_INSTRUCTIONS TO FOLLOW_
A faithful retyping of every entry below is wanted, with images left out.

::: RAW DATA :::

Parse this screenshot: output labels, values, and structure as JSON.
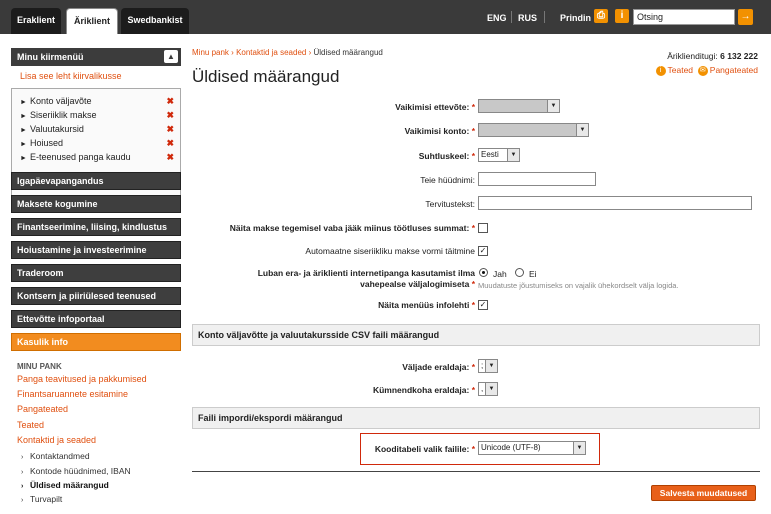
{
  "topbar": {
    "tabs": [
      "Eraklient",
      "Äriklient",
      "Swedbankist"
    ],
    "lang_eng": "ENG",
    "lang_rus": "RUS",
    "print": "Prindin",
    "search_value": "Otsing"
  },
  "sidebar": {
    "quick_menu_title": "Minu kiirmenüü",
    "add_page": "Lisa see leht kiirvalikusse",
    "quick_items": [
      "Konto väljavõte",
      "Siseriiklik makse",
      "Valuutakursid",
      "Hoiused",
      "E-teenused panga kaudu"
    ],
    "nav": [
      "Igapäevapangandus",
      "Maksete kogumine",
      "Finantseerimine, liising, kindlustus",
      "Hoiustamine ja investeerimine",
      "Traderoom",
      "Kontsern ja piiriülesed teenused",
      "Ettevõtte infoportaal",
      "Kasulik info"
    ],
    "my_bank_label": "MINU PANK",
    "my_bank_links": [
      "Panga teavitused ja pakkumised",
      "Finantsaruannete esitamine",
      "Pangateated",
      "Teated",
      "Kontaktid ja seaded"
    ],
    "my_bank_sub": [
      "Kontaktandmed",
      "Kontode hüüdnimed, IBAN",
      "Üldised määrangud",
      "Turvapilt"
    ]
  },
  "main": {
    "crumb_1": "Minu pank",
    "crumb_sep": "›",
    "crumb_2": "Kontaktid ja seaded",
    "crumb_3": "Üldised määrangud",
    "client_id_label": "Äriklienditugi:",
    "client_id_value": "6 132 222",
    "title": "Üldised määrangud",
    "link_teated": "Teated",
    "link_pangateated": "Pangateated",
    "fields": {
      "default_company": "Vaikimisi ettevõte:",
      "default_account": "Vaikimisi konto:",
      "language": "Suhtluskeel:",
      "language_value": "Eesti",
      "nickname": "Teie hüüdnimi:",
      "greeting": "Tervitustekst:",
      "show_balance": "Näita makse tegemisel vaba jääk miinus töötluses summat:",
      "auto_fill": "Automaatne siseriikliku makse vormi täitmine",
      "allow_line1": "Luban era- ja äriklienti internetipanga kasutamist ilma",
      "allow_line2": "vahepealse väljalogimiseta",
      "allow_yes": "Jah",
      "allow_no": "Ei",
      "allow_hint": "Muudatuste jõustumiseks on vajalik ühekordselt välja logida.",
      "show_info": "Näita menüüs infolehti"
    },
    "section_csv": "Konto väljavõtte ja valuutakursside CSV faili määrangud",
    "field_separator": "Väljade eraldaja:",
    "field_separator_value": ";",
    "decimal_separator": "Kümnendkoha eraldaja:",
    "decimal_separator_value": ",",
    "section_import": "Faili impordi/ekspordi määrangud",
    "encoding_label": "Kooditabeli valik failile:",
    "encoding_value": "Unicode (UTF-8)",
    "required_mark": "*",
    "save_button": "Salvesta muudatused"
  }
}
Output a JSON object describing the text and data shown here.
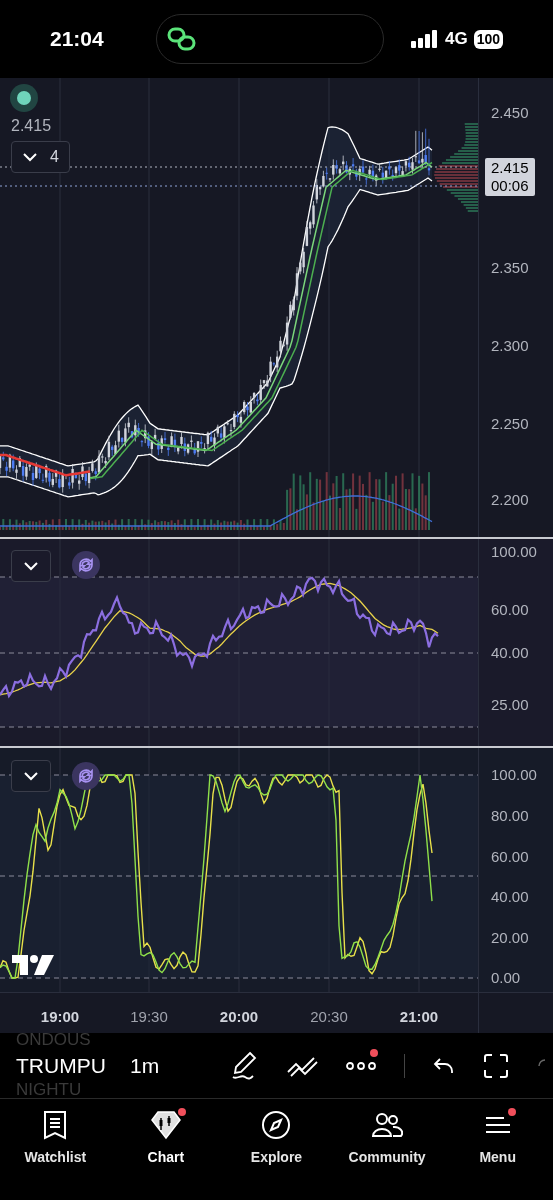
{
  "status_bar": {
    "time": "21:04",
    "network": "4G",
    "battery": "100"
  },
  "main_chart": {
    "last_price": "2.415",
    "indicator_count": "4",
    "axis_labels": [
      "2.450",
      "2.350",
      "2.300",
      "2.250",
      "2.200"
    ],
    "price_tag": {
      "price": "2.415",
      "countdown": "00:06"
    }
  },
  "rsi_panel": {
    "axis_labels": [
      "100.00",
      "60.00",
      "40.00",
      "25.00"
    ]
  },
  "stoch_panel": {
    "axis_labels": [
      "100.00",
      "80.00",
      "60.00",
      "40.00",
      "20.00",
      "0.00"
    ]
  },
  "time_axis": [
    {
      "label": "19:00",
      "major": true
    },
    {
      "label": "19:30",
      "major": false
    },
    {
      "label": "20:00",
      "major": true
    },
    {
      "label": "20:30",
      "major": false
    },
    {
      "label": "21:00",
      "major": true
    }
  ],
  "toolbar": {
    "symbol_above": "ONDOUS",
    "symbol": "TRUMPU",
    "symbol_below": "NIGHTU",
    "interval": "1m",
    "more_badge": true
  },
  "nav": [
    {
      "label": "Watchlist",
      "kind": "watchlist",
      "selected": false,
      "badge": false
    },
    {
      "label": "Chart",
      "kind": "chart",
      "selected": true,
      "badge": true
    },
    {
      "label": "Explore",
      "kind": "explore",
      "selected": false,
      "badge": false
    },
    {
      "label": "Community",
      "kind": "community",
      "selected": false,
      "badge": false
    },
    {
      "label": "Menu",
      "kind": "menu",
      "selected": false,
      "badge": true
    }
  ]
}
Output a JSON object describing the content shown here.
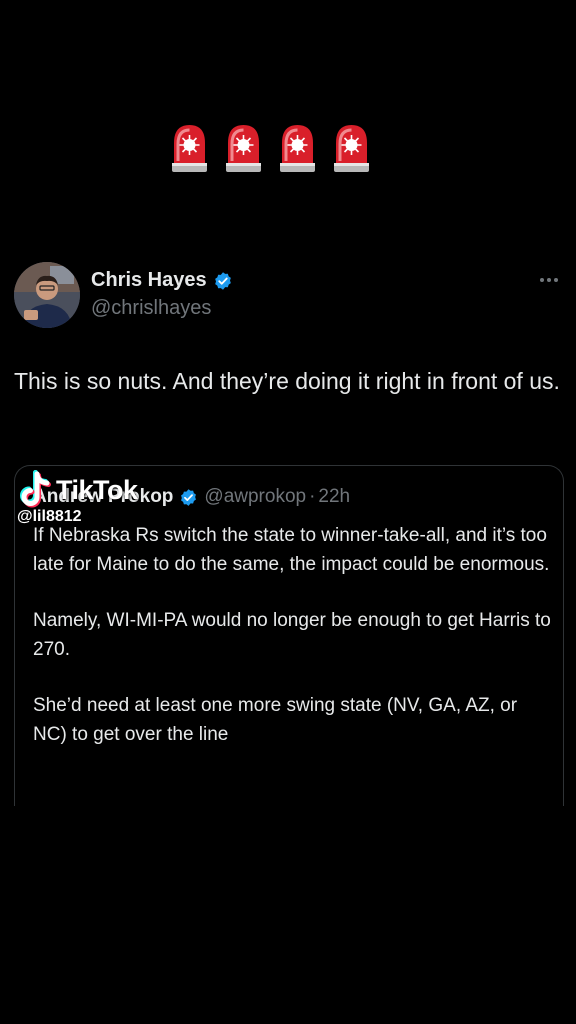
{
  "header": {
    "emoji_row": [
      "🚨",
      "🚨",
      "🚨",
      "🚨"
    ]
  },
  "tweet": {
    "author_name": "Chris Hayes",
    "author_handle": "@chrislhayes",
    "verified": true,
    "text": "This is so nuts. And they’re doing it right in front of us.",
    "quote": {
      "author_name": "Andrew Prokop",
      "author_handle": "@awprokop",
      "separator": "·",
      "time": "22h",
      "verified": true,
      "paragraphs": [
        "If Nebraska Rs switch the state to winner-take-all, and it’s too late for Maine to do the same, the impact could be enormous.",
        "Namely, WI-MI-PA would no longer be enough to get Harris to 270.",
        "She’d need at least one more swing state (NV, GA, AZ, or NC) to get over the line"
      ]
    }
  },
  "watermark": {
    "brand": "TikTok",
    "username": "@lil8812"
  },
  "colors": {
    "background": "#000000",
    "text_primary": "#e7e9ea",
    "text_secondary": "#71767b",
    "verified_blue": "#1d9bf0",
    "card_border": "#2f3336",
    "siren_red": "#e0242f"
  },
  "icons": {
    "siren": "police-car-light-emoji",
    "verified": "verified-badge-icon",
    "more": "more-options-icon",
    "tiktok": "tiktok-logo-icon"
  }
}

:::

_RESPONSE BELOW_
Parse this screenshot: output labels, values, and structure as JSON.
{
  "topbar": {
    "tabs": [
      "Eraklient",
      "Äriklient",
      "Swedbankist"
    ],
    "lang_eng": "ENG",
    "lang_rus": "RUS",
    "print": "Prindin",
    "search_value": "Otsing"
  },
  "sidebar": {
    "quick_menu_title": "Minu kiirmenüü",
    "add_page": "Lisa see leht kiirvalikusse",
    "quick_items": [
      "Konto väljavõte",
      "Siseriiklik makse",
      "Valuutakursid",
      "Hoiused",
      "E-teenused panga kaudu"
    ],
    "nav": [
      "Igapäevapangandus",
      "Maksete kogumine",
      "Finantseerimine, liising, kindlustus",
      "Hoiustamine ja investeerimine",
      "Traderoom",
      "Kontsern ja piiriülesed teenused",
      "Ettevõtte infoportaal",
      "Kasulik info"
    ],
    "my_bank_label": "MINU PANK",
    "my_bank_links": [
      "Panga teavitused ja pakkumised",
      "Finantsaruannete esitamine",
      "Pangateated",
      "Teated",
      "Kontaktid ja seaded"
    ],
    "my_bank_sub": [
      "Kontaktandmed",
      "Kontode hüüdnimed, IBAN",
      "Üldised määrangud",
      "Turvapilt"
    ]
  },
  "main": {
    "crumb_1": "Minu pank",
    "crumb_sep": "›",
    "crumb_2": "Kontaktid ja seaded",
    "crumb_3": "Üldised määrangud",
    "client_id_label": "Äriklienditugi:",
    "client_id_value": "6 132 222",
    "title": "Üldised määrangud",
    "link_teated": "Teated",
    "link_pangateated": "Pangateated",
    "fields": {
      "default_company": "Vaikimisi ettevõte:",
      "default_account": "Vaikimisi konto:",
      "language": "Suhtluskeel:",
      "language_value": "Eesti",
      "nickname": "Teie hüüdnimi:",
      "greeting": "Tervitustekst:",
      "show_balance": "Näita makse tegemisel vaba jääk miinus töötluses summat:",
      "auto_fill": "Automaatne siseriikliku makse vormi täitmine",
      "allow_line1": "Luban era- ja äriklienti internetipanga kasutamist ilma",
      "allow_line2": "vahepealse väljalogimiseta",
      "allow_yes": "Jah",
      "allow_no": "Ei",
      "allow_hint": "Muudatuste jõustumiseks on vajalik ühekordselt välja logida.",
      "show_info": "Näita menüüs infolehti"
    },
    "section_csv": "Konto väljavõtte ja valuutakursside CSV faili määrangud",
    "field_separator": "Väljade eraldaja:",
    "field_separator_value": ";",
    "decimal_separator": "Kümnendkoha eraldaja:",
    "decimal_separator_value": ",",
    "section_import": "Faili impordi/ekspordi määrangud",
    "encoding_label": "Kooditabeli valik failile:",
    "encoding_value": "Unicode (UTF-8)",
    "required_mark": "*",
    "save_button": "Salvesta muudatused"
  }
}
Output a JSON object describing the text and data shown here.
{
  "status_bar": {
    "time": "21:04",
    "network": "4G",
    "battery": "100"
  },
  "main_chart": {
    "last_price": "2.415",
    "indicator_count": "4",
    "axis_labels": [
      "2.450",
      "2.350",
      "2.300",
      "2.250",
      "2.200"
    ],
    "price_tag": {
      "price": "2.415",
      "countdown": "00:06"
    }
  },
  "rsi_panel": {
    "axis_labels": [
      "100.00",
      "60.00",
      "40.00",
      "25.00"
    ]
  },
  "stoch_panel": {
    "axis_labels": [
      "100.00",
      "80.00",
      "60.00",
      "40.00",
      "20.00",
      "0.00"
    ]
  },
  "time_axis": [
    {
      "label": "19:00",
      "major": true
    },
    {
      "label": "19:30",
      "major": false
    },
    {
      "label": "20:00",
      "major": true
    },
    {
      "label": "20:30",
      "major": false
    },
    {
      "label": "21:00",
      "major": true
    }
  ],
  "toolbar": {
    "symbol_above": "ONDOUS",
    "symbol": "TRUMPU",
    "symbol_below": "NIGHTU",
    "interval": "1m",
    "more_badge": true
  },
  "nav": [
    {
      "label": "Watchlist",
      "kind": "watchlist",
      "selected": false,
      "badge": false
    },
    {
      "label": "Chart",
      "kind": "chart",
      "selected": true,
      "badge": true
    },
    {
      "label": "Explore",
      "kind": "explore",
      "selected": false,
      "badge": false
    },
    {
      "label": "Community",
      "kind": "community",
      "selected": false,
      "badge": false
    },
    {
      "label": "Menu",
      "kind": "menu",
      "selected": false,
      "badge": true
    }
  ]
}
Output a JSON object describing the content shown here.
{
  "header": {
    "emoji_row": [
      "🚨",
      "🚨",
      "🚨",
      "🚨"
    ]
  },
  "tweet": {
    "author_name": "Chris Hayes",
    "author_handle": "@chrislhayes",
    "verified": true,
    "text": "This is so nuts. And they’re doing it right in front of us.",
    "quote": {
      "author_name": "Andrew Prokop",
      "author_handle": "@awprokop",
      "separator": "·",
      "time": "22h",
      "verified": true,
      "paragraphs": [
        "If Nebraska Rs switch the state to winner-take-all, and it’s too late for Maine to do the same, the impact could be enormous.",
        "Namely, WI-MI-PA would no longer be enough to get Harris to 270.",
        "She’d need at least one more swing state (NV, GA, AZ, or NC) to get over the line"
      ]
    }
  },
  "watermark": {
    "brand": "TikTok",
    "username": "@lil8812"
  },
  "colors": {
    "background": "#000000",
    "text_primary": "#e7e9ea",
    "text_secondary": "#71767b",
    "verified_blue": "#1d9bf0",
    "card_border": "#2f3336",
    "siren_red": "#e0242f"
  },
  "icons": {
    "siren": "police-car-light-emoji",
    "verified": "verified-badge-icon",
    "more": "more-options-icon",
    "tiktok": "tiktok-logo-icon"
  }
}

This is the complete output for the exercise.